MacFarquhar, R. (1974). The origins of the cultural revolution. Contradictions among the people 1956-1957.

Naughton, B. (1991). Pattern and Legacy of Economic Growth in the Mao Era. In K. Lieberthal (Ed.), Perspectives on modern China: Four anniversaries. Armonk: M.E.-Sharpe.

Naughton, B. (2007). The Chinese economy: Transitions and growth. Cambridge, MA: MIT-Press.

Yang, D. T. (2008). China's Agricultural Crisis and Famine of 1959–1961: A Survey and Comparison to Soviet Famines. Comparative Economic Studies, 50(1), 1-29.

Zhu, D. (2012). The Hungarian revolution and the origins of China's Great Leap policies, 1956–57. Cold War History, 12(3), 451-472.


[1] Collectivization in China was incrementally progressive: Naughton (2007) suggests that by 1954 just 2% of the households were involved in cooperatives or collectives. By the end of 1957 and after the acceleration of social transformations with the Socialist High Tide, the figure reached 98%.

[2] This implies that prices lost relevance as the signalization tool to allocate resources in the economy and became instrumental to a forced saving strategy, which aimed to transfer agricultural surpluses to the industrial sector.

[3] This concept can be associated with a form of restricted popular participation where the party’s ideological and directional role was not questioned. Dialogue was open to find answers in terms of organizational and economic methods or details, but the principle of ideological purity of the CCP and its eminence in the political system was not object of debate.

[4] This integration would be the consequence of both the elimination of capitalist elements -the intelligentsia’s source of power and a task that was already accomplished- and, at the same time, the willingness of the Communist center to integrate it.

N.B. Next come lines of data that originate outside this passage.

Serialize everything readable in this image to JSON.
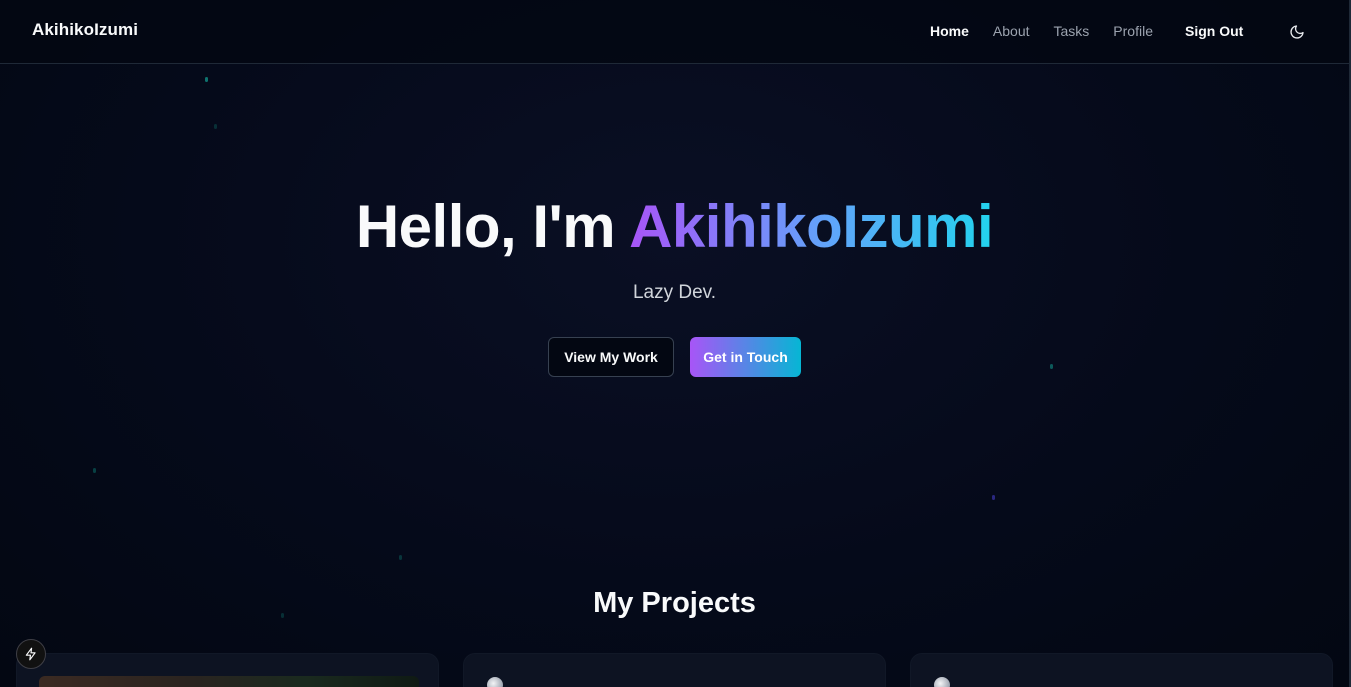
{
  "nav": {
    "brand": "AkihikoIzumi",
    "links": [
      {
        "label": "Home",
        "active": true
      },
      {
        "label": "About",
        "active": false
      },
      {
        "label": "Tasks",
        "active": false
      },
      {
        "label": "Profile",
        "active": false
      }
    ],
    "sign_out": "Sign Out",
    "theme_icon": "moon-icon"
  },
  "hero": {
    "greeting": "Hello, I'm ",
    "name": "AkihikoIzumi",
    "tagline": "Lazy Dev.",
    "primary_button": "View My Work",
    "secondary_button": "Get in Touch"
  },
  "projects": {
    "title": "My Projects",
    "cards": [
      {
        "has_image": true,
        "icon": "",
        "title": ""
      },
      {
        "has_image": false,
        "icon": "globe-icon",
        "title": ""
      },
      {
        "has_image": false,
        "icon": "globe-icon",
        "title": ""
      }
    ]
  },
  "colors": {
    "background": "#030712",
    "accent_start": "#a855f7",
    "accent_end": "#06b6d4",
    "card_bg": "#0d1322"
  },
  "dev_badge_icon": "lightning-icon"
}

[5] According to Bachman (1991), the GLF years were characterized by record levels of Sino-Soviet trade.

No hay comentarios.: